Bombardment of Punta Sombrero
|Bombardment of Punta Sombrero|
|Part of the Mexican-American War|
USS Dale (right) and USS Liberdad (left) burning Alerta (center) off Loreto, Mexico.
|Commanders and leaders|
|1 schooner Libertad||1 shore battery|
|Casualties and losses|
1 schooner damaged
The Bombardment of Punta Sombrero, was an American naval bombardment in response to a Mexican attack on a United States Navy warship which occurred during the Mexican-American War on October 31, 1847.
Following the Battle of Mulege and the christening of the chartered schooner Libertad, Lieutenant Tunis Craven took command and set sail north, up the Gulf of California. Libertad was most likely armed with three or four cannons taken from Loreto days earlier by the crew of USS Dale.
Her mission was to disrupt enemy communications from Mulegé's garrison to other communities and fortifications. According to reports, the Mexican population of coastal towns grew terrified of the repeated appearances of Libertad in the waters off their settlements. No engagements occurred until October 31, when Tunis Craven spotted a Mexican merchant schooner, in the anchorage of Mulege at 10:00 pm.
Unknown to Craven at the time, the Mexican schooner was protected by an artillery battery of considerable strength at the mouth of the anchorage on Punta Sombrero, with several riflemen to guard the battery.
The American Lieutenant advanced his ship, at this time the Mexican batteries witnessed the attack and opened fire. Tunis Craven later reported the initiation of the action:
"I heard no sound ashore, but the passing of the sentry's call, till about half-past ten o'clock, when bang! bang! bang! they commenced from every direction. I jumped out of my bed, seized my gun and fired at the group nearest me, which I could only discern by the flashes of their guns".
The Libertad, well armed and prepared for action, immediately abandoned the attempt to capture a prize ship. Instead she opened fire on the Mexican batteries with her guns, one of which was a pivot gun which was set up in haste just after hostilities commenced. The Mexicans found themselves in a good defensive position that night.
The moon was rising behind the American vessel leaving her silhouetted against the horizon. This made the United States ship easier to see despite having to engage in an artillery duel at night. Craven ordered his men to fire on what appeared to be the largest concentrations of Mexican forces.
Craven reported that the Mexicans kept up a steady stream of cannonballs on their target, most of them however flew over the ship or passed just across Libertad's bow. The fighting lasted about two hours, slowly the batteries reduced their rate of fire before being mostly silenced at about 11:00 pm and by 12:00 midnight, all was quiet again.

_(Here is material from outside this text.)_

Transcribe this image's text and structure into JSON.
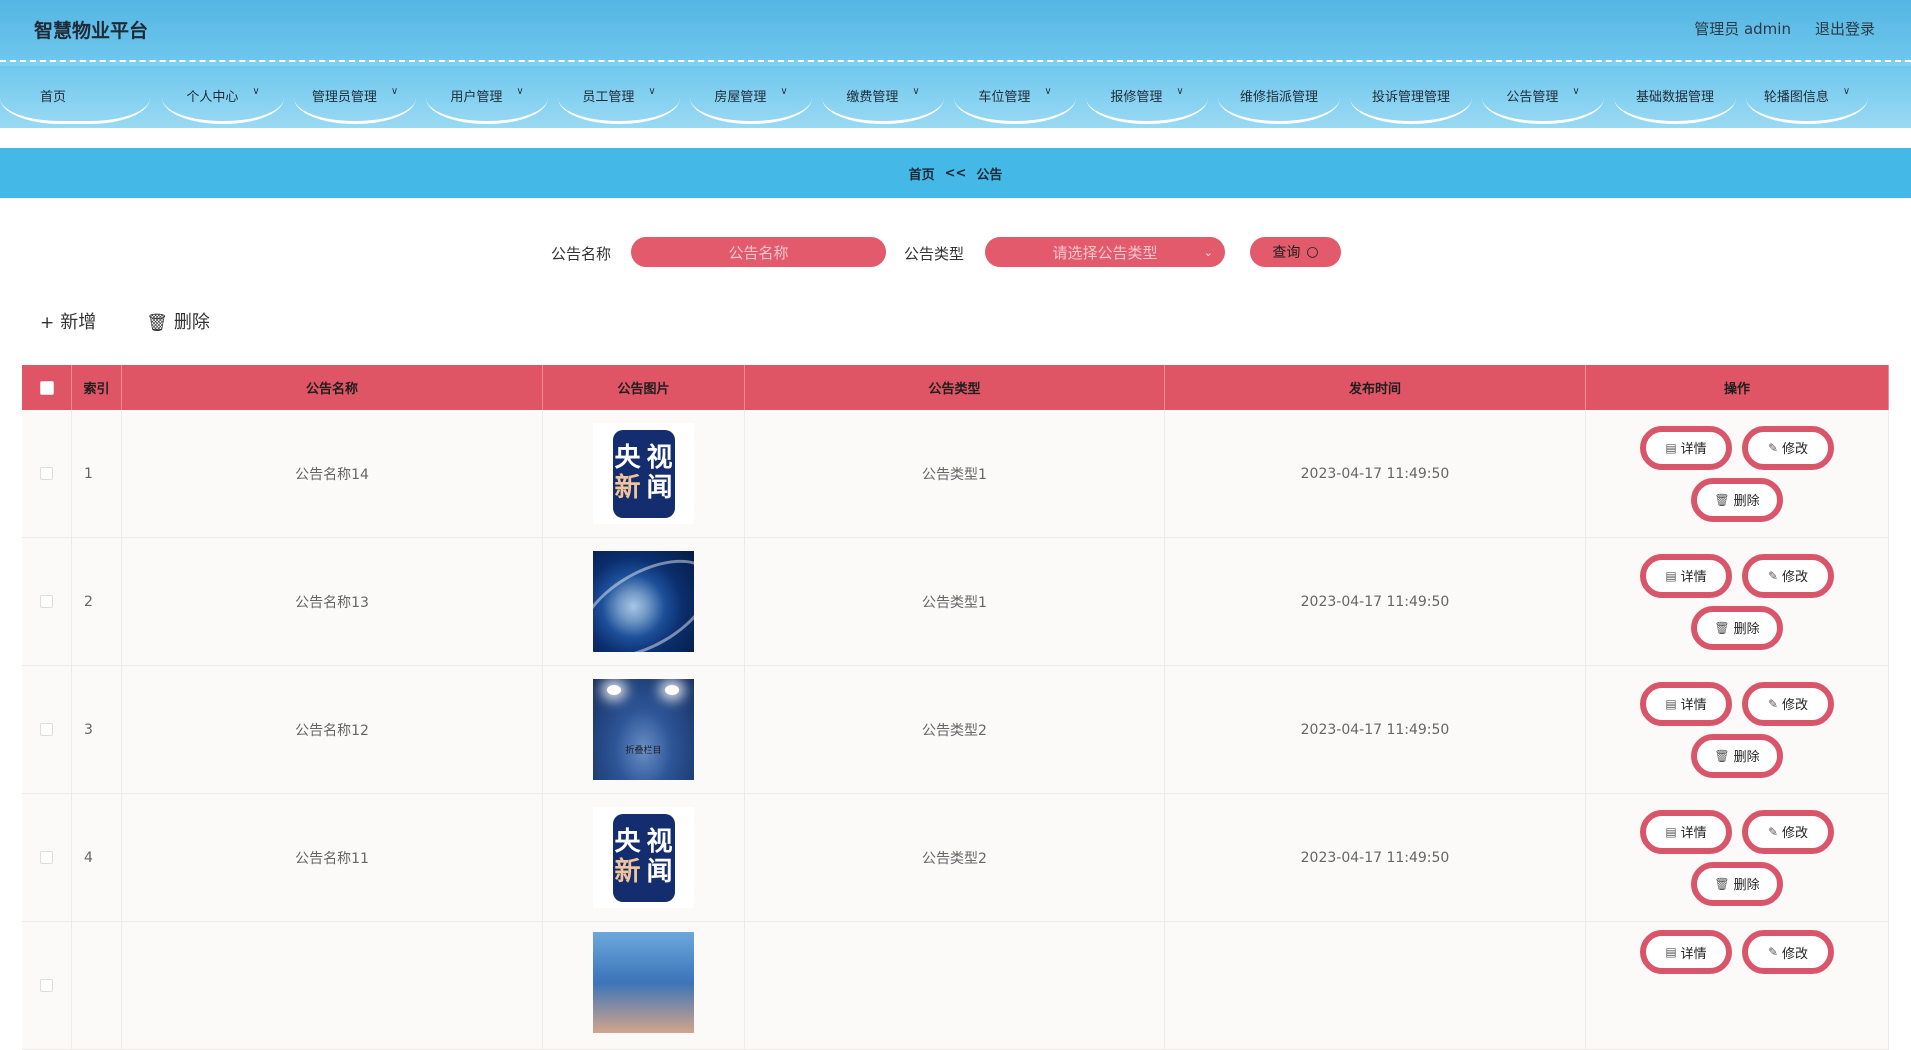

No Americans were wounded that night. Libertad received slight damage to her sails and rigging but was otherwise unharmed. Mexican casualties are unknown as it was too dark to ascertain casualties from the American perspective. Lieutenant Craven decided not to send a land party ashore that night, so instead he proceeded to meet USS Dale off Guaymas but was too late to participate in the Bombardment of Guaymas.
- Brooks, Nathan Covington (1849). A Complete History of the Mexican War: Its Causes, Conduct and Consequences: Comprising an Account of the Various Military and Naval Operations from Its Commencement to the Treaty of Peace. Philadelphia: Grigg, Elliot & Co.
- De Voto, Bernard, Year of Decision 1846 (1942).
- Mayers, David; Fernández Bravo, Sergio A., "La Guerra Con Mexico Y Los Disidentes Estadunidenses, 1846-1848" [The War with Mexico and US Dissenters, 1846-48]. Secuencia [Mexico] 2004 (59): 32-70. Issn: 0186-0348.
- THE USS LIBERTAD BOMBARDING PUNTA SOMBRERO, William H. Meyers. Watercolor. 1847. Naval Sketches of the War in California. Limited Edition 1,000. Grabhorn Press. San Francisco. 1939.
- The USS Libertad, tender ship of the USS Dale under command of Lieutenant T. A. M. Craven, USN, bombarding Punta Sombrero in the operation against the communications of Mexican troops at Muleje. 31 October 1847. From the collection of Franklin Delano Roosevelt.
- A Continent Divided: The U.S. - Mexico War, Center for Greater Southwestern Studies, the University of Texas at Arlington